> RECORD SET
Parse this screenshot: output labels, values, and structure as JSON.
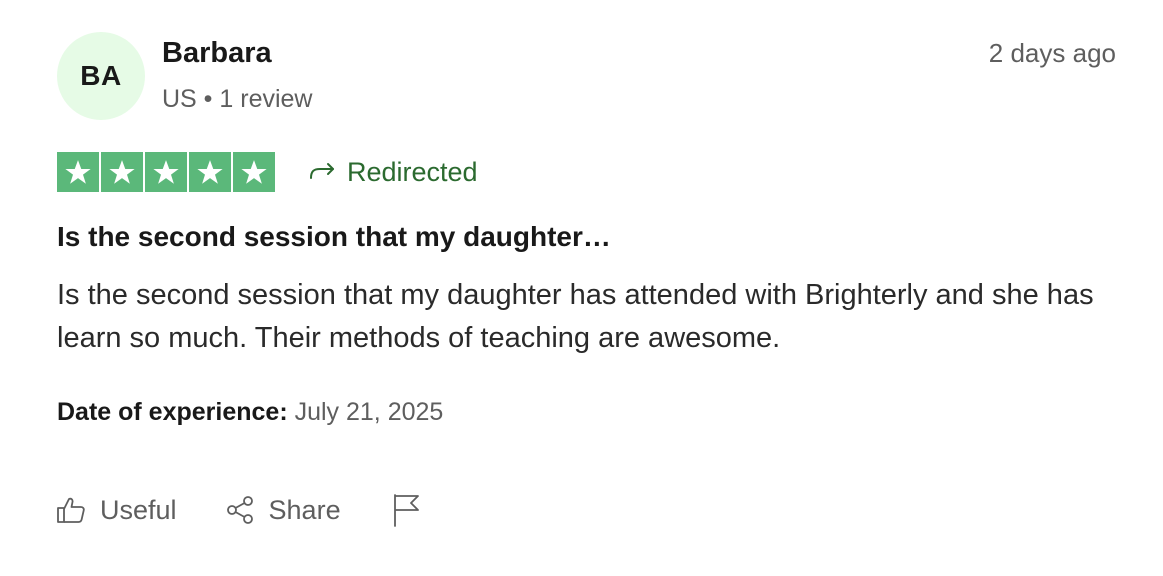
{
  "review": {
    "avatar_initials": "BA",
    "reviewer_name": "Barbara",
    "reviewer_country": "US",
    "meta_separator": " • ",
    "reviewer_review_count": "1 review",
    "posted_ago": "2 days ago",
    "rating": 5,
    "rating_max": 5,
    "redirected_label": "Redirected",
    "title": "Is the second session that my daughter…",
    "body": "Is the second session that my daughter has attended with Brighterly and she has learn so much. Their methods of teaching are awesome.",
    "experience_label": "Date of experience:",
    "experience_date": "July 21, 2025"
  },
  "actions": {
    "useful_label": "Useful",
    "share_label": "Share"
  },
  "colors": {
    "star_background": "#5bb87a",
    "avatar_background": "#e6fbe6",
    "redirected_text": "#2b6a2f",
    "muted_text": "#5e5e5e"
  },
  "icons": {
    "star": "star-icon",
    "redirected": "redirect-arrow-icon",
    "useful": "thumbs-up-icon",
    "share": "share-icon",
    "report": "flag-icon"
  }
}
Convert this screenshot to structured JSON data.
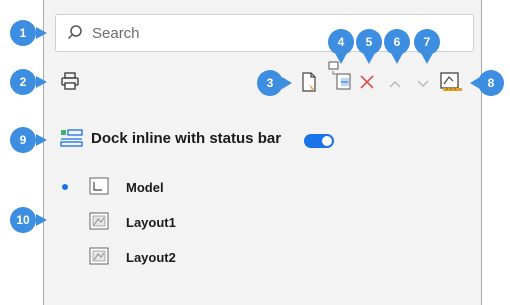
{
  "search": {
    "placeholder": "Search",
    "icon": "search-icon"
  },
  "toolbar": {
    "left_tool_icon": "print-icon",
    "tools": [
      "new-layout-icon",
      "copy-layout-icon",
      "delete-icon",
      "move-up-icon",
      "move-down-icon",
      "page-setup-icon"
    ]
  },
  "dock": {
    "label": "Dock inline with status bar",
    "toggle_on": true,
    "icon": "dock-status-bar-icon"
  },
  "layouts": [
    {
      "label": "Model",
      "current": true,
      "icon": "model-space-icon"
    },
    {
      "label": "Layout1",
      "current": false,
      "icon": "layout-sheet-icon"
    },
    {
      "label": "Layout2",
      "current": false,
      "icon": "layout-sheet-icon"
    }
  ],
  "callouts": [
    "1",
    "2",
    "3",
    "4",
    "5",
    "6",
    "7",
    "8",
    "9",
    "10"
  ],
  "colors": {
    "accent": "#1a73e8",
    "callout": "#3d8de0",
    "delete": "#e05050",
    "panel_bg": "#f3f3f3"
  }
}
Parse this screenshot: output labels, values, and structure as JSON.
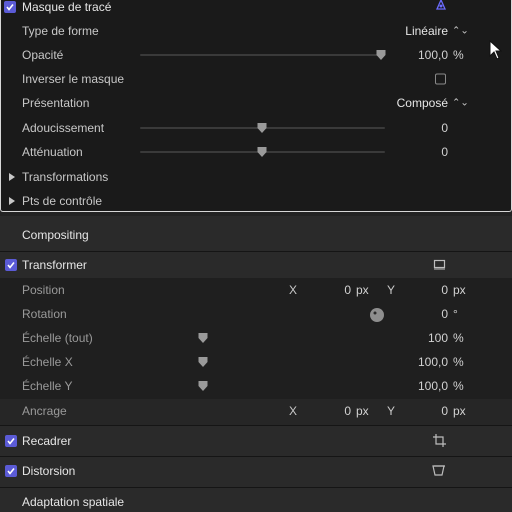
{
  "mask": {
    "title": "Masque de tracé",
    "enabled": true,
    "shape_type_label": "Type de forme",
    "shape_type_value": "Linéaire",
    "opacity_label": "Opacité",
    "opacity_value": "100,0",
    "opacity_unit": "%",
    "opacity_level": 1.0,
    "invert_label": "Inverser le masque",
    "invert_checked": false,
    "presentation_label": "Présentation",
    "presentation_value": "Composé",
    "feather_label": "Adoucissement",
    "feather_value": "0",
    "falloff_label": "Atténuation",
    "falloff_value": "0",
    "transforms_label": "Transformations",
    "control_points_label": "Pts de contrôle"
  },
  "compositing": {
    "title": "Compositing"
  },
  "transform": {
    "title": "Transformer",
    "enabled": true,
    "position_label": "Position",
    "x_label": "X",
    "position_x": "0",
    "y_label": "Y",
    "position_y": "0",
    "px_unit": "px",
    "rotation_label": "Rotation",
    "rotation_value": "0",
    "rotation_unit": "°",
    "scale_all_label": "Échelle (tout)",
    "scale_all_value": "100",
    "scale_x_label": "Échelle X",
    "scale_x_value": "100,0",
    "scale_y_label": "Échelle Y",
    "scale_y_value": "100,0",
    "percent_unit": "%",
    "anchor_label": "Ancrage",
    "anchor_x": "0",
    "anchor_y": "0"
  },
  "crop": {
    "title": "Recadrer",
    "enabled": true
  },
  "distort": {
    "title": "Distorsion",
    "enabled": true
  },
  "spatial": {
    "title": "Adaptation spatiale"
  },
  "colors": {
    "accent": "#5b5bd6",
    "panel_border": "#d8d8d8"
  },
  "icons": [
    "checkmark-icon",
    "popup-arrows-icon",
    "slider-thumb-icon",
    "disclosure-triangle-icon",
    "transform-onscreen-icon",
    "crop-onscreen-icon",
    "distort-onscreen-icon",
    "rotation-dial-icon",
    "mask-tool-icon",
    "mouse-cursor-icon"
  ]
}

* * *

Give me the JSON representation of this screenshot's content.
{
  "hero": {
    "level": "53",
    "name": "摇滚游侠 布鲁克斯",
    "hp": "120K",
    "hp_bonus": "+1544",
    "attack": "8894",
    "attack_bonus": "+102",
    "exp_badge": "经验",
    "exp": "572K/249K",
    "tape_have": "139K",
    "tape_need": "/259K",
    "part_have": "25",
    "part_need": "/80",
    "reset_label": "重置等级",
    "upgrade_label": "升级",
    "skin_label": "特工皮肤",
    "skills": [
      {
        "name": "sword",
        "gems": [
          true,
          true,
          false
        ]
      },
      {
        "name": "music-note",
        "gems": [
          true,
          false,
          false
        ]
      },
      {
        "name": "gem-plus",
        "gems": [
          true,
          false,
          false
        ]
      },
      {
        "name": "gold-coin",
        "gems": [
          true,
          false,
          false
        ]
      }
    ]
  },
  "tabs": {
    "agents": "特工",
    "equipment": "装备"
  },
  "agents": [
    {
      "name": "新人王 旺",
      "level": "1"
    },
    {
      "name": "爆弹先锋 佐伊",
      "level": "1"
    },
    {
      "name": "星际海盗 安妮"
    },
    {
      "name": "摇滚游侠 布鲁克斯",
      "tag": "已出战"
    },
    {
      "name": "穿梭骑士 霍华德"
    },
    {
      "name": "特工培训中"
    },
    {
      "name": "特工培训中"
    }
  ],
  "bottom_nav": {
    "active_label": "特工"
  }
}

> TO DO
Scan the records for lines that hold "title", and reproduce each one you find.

> TASK RESULT
    "title": "Is the second session that my daughter…",
    "title": "Masque de tracé",
    "title": "Compositing"
    "title": "Transformer",
    "title": "Recadrer",
    "title": "Distorsion",
    "title": "Adaptation spatiale"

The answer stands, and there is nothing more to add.